**RECORDS TO USE**:
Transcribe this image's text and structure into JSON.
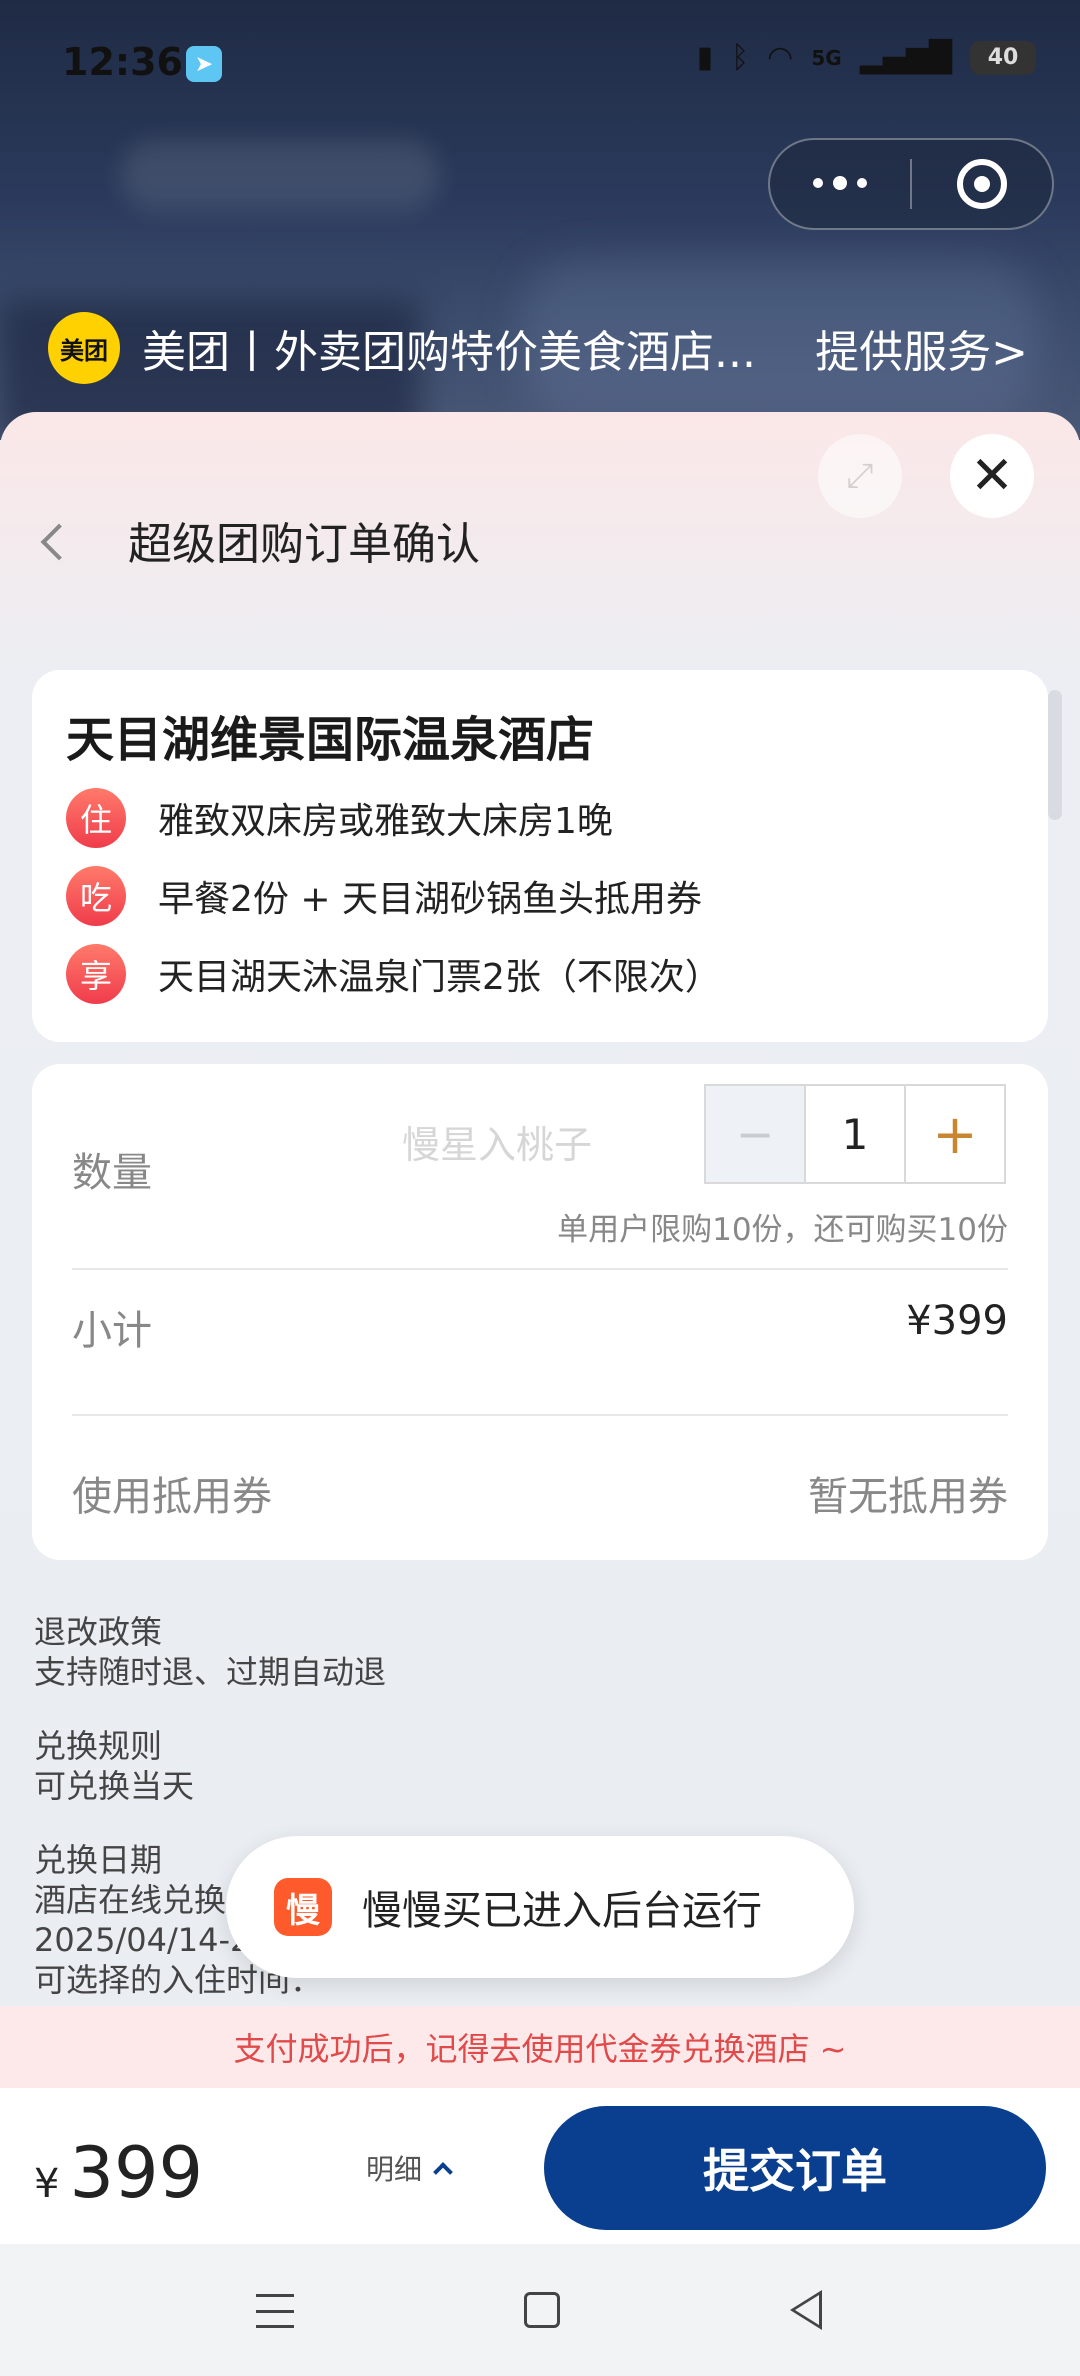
{
  "status_bar": {
    "time": "12:36",
    "telegram_icon": "telegram-icon",
    "network": "5G",
    "battery": "40"
  },
  "mini_program": {
    "logo_text": "美团",
    "title": "美团丨外卖团购特价美食酒店...",
    "service_label": "提供服务",
    "service_chevron": ">"
  },
  "sheet": {
    "title": "超级团购订单确认",
    "expand_icon": "⤢",
    "close_icon": "✕"
  },
  "package": {
    "hotel_name": "天目湖维景国际温泉酒店",
    "perks": [
      {
        "badge": "住",
        "text": "雅致双床房或雅致大床房1晚"
      },
      {
        "badge": "吃",
        "text": "早餐2份 + 天目湖砂锅鱼头抵用券"
      },
      {
        "badge": "享",
        "text": "天目湖天沐温泉门票2张（不限次）"
      }
    ]
  },
  "order": {
    "quantity_label": "数量",
    "watermark": "慢星入桃子",
    "minus": "−",
    "quantity_value": "1",
    "plus": "+",
    "limit_text": "单用户限购10份，还可购买10份",
    "subtotal_label": "小计",
    "subtotal_value": "¥399",
    "coupon_label": "使用抵用券",
    "coupon_value": "暂无抵用券"
  },
  "policies": {
    "refund_title": "退改政策",
    "refund_text": "支持随时退、过期自动退",
    "exchange_title": "兑换规则",
    "exchange_text": "可兑换当天",
    "date_title": "兑换日期",
    "date_line1": "酒店在线兑换",
    "date_line2": "2025/04/14-2",
    "checkin_text": "可选择的入住时间："
  },
  "toast": {
    "app_icon_text": "慢",
    "message": "慢慢买已进入后台运行"
  },
  "tip": "支付成功后，记得去使用代金券兑换酒店 ~",
  "bottom_bar": {
    "currency": "¥",
    "price": "399",
    "detail_label": "明细",
    "submit_label": "提交订单"
  },
  "colors": {
    "primary": "#0a3f8f",
    "accent_red": "#e14a4a",
    "plus_orange": "#c9852f",
    "meituan_yellow": "#ffd100"
  }
}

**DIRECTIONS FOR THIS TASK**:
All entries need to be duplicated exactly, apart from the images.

**RESULT**:
Transcribe this image's text and structure into JSON.
{
  "status_bar": {
    "time": "12:36",
    "telegram_icon": "telegram-icon",
    "network": "5G",
    "battery": "40"
  },
  "mini_program": {
    "logo_text": "美团",
    "title": "美团丨外卖团购特价美食酒店...",
    "service_label": "提供服务",
    "service_chevron": ">"
  },
  "sheet": {
    "title": "超级团购订单确认",
    "expand_icon": "⤢",
    "close_icon": "✕"
  },
  "package": {
    "hotel_name": "天目湖维景国际温泉酒店",
    "perks": [
      {
        "badge": "住",
        "text": "雅致双床房或雅致大床房1晚"
      },
      {
        "badge": "吃",
        "text": "早餐2份 + 天目湖砂锅鱼头抵用券"
      },
      {
        "badge": "享",
        "text": "天目湖天沐温泉门票2张（不限次）"
      }
    ]
  },
  "order": {
    "quantity_label": "数量",
    "watermark": "慢星入桃子",
    "minus": "−",
    "quantity_value": "1",
    "plus": "+",
    "limit_text": "单用户限购10份，还可购买10份",
    "subtotal_label": "小计",
    "subtotal_value": "¥399",
    "coupon_label": "使用抵用券",
    "coupon_value": "暂无抵用券"
  },
  "policies": {
    "refund_title": "退改政策",
    "refund_text": "支持随时退、过期自动退",
    "exchange_title": "兑换规则",
    "exchange_text": "可兑换当天",
    "date_title": "兑换日期",
    "date_line1": "酒店在线兑换",
    "date_line2": "2025/04/14-2",
    "checkin_text": "可选择的入住时间："
  },
  "toast": {
    "app_icon_text": "慢",
    "message": "慢慢买已进入后台运行"
  },
  "tip": "支付成功后，记得去使用代金券兑换酒店 ~",
  "bottom_bar": {
    "currency": "¥",
    "price": "399",
    "detail_label": "明细",
    "submit_label": "提交订单"
  },
  "colors": {
    "primary": "#0a3f8f",
    "accent_red": "#e14a4a",
    "plus_orange": "#c9852f",
    "meituan_yellow": "#ffd100"
  }
}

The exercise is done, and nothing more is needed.